Help Mercy Corps in Puerto Rico
Important link first: We are raising money for Mercy Corps’ efforts in Puerto Rico, so please donate. Everything we raise is going to Mercy Corps (minus only payment processing fees, which you can elect to cover if you like).
But you’re here for the story…
At the end of September, Hurricane Maria hit the island of Puerto Rico, destroying everything. People lost their homes, hospitals were damaged, and all utilities were cut off–water, electricity, banking, and even major roadways that were used to ship food. Mercy Corps stepped in to help, and we’re starting to get some stories back from their team on the ground.
October 4, 2017 – San Juan, Puerto Rico. Rafael Lozada Ortiz (49), above, stands amidst the destroyed second floor of his badly-damaged home in the community of Las Mojas after Hurricane Maria raked the island. Ortiz, a mechanic, and his wife sheltered in the downstairs bathroom while the storm ripped off the second story and flooded the downstairs. (Photo by Jonathan Drake for Mercy Corps)
“People are still shoveling mud and debris out of their houses and waiting for electricity and water to be restored,” said Javier Alvarez, Director of Strategic Response and Global Emergencies for Mercy Corps. “From all the trees fallen you can see immediately the area was hard hit. As you leave San Juan, you see hills upon hills of trees stripped of their branches. Even palm trees, which are normally so flexible, didn’t survive. That’s a clear sign of a terribly strong storm.”
Mercy Corps is doing a cash distribution to help people with their immediate needs. It’s not a new relief method, but it’s gained a lot of momentum lately as a recovery strategy in the wake of a disaster. In 2016, the UN Secretary General called for cash distribution to be the default method of support for crisis-affected people when the situation allows, as it does currently in Puerto Rico. We talked with Mercy Corps, and here’s how it works:
● “Cash distribution” isn’t just handing out cash, but it is a direct way of putting support into the hands of people who need it, in the most effective and sustainable way. One of the many advantages of this practice is that it can be adapted depending on the needs of the people and situation. Some examples include distribution of paper vouchers, mobile money transfers, or pre-paid debit cards that can be used to withdraw cash around the world. Cash is efficient, flexible, easier, and safer to deliver than handing out food or goods. And because it is more cost-effective, it also saves donors’ and taxpayers’ money.

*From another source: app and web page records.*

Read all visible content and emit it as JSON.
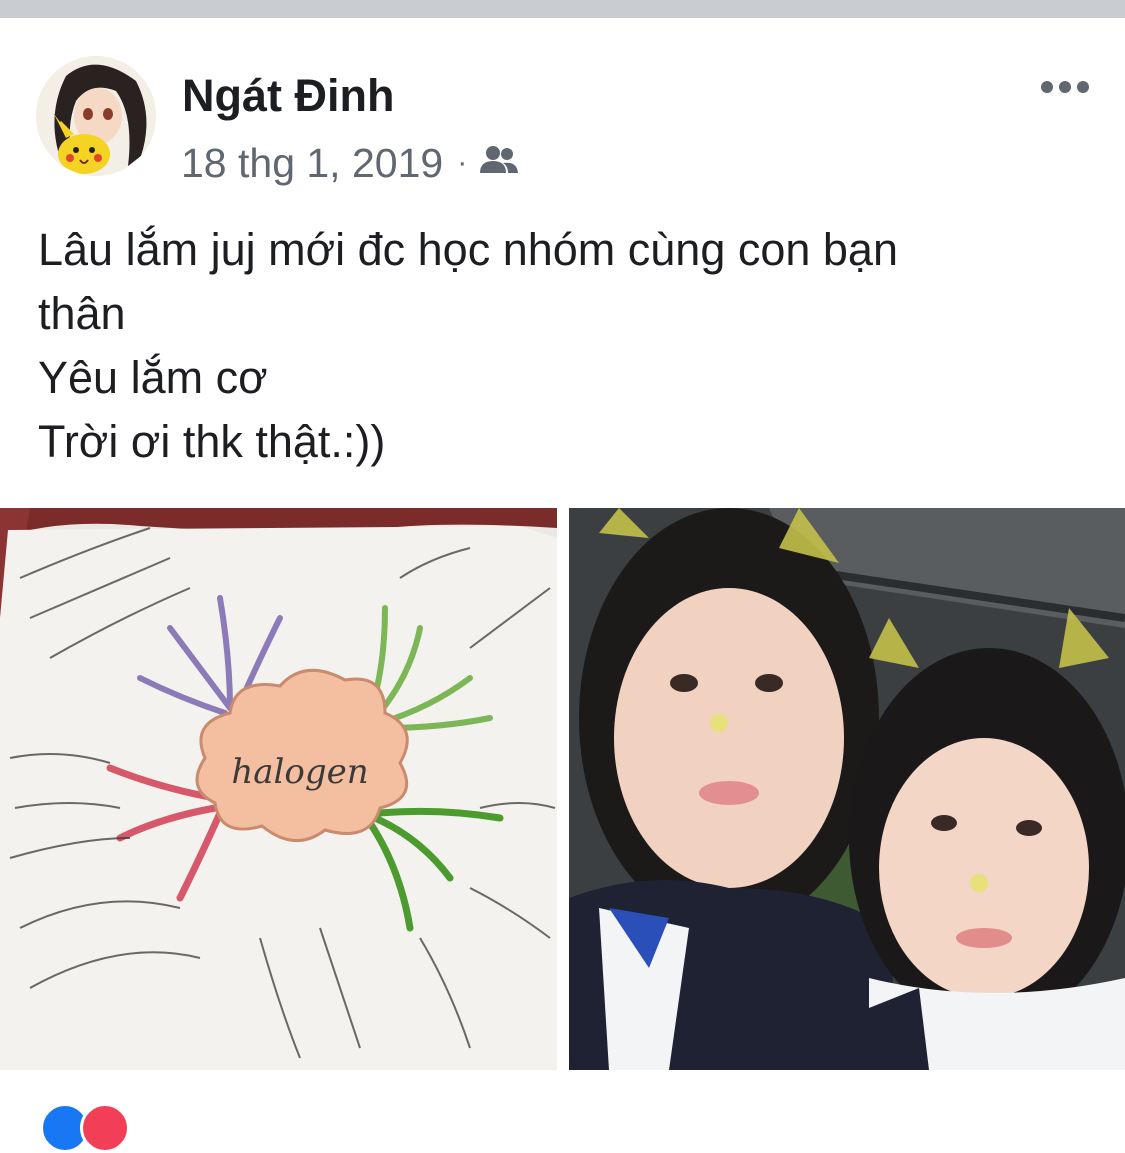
{
  "post": {
    "author": "Ngát Đinh",
    "date": "18 thg 1, 2019",
    "separator": "·",
    "audience_icon": "friends-icon",
    "more_icon": "more-options-icon",
    "caption": [
      "Lâu lắm juj mới đc học nhóm cùng con bạn",
      "thân",
      "Yêu lắm cơ",
      "Trời ơi thk thật.:))"
    ],
    "mindmap": {
      "center_label": "halogen"
    }
  },
  "colors": {
    "author_text": "#1c1e21",
    "meta_text": "#606770",
    "top_strip": "#c9ccd1",
    "like_blue": "#1877f2",
    "love_red": "#f33e58"
  }
}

● Everyone who receives cash must be registered and will go through monitoring activities. Sometimes cash will be provided according to how vulnerable a person or family is, and the amounts will be adjusted according to individual or family size. Each program builds in monitoring and post-distribution monitoring activities. With electronic cash for example, we can track people’s spending habits to monitor what they are using the money for and how we can improve the support we are providing.
● Mercy Corps is a leader in cash-based aid distribution, with over a decade of experience implementing this type of programming in over 30 countries. Cash-based programming is an integrated and essential part of their overall approach to disaster recovery and increasing community resilience, where it is possible and markets are functioning. In partnership with communities, local government, and civil society groups, Mercy Corps has distributed over $275 million dollars in cash and voucher aid.
Basically, it’s a cost-effective way to help people get back on their feet while keeping them independent.
Julio’s house was full of mud & water. He still has no power or water and is working to clear out debris. (Christy Delafield for Mercy Corps)
The cash distribution program can help Julio get the materials he needs to repair his house, buy groceries and bottled water, and keep working. For Rafael (top photo) and his wife, it means they can concentrate on rebuilding their home instead of worrying about where the money will come from to do so.
We like that Mercy Corps has a solid plan for implementation and follow through. Their teams are also helping local organizations organize and plan, since the local organizations know what they have to do. The idea is to be there with extra hands without getting in the way. They will be focusing on outlying areas that were difficult to get to even before the storm, since people living there are already at a disadvantage.
We will have more updates on Mercy Corps’ efforts in Puerto Rico as we get them. If you’d like to help out, our donation page is set up here, and we’re very grateful for Mercy Corps sending us reports and photos from their team. They’re a wonderful bunch of brilliant people.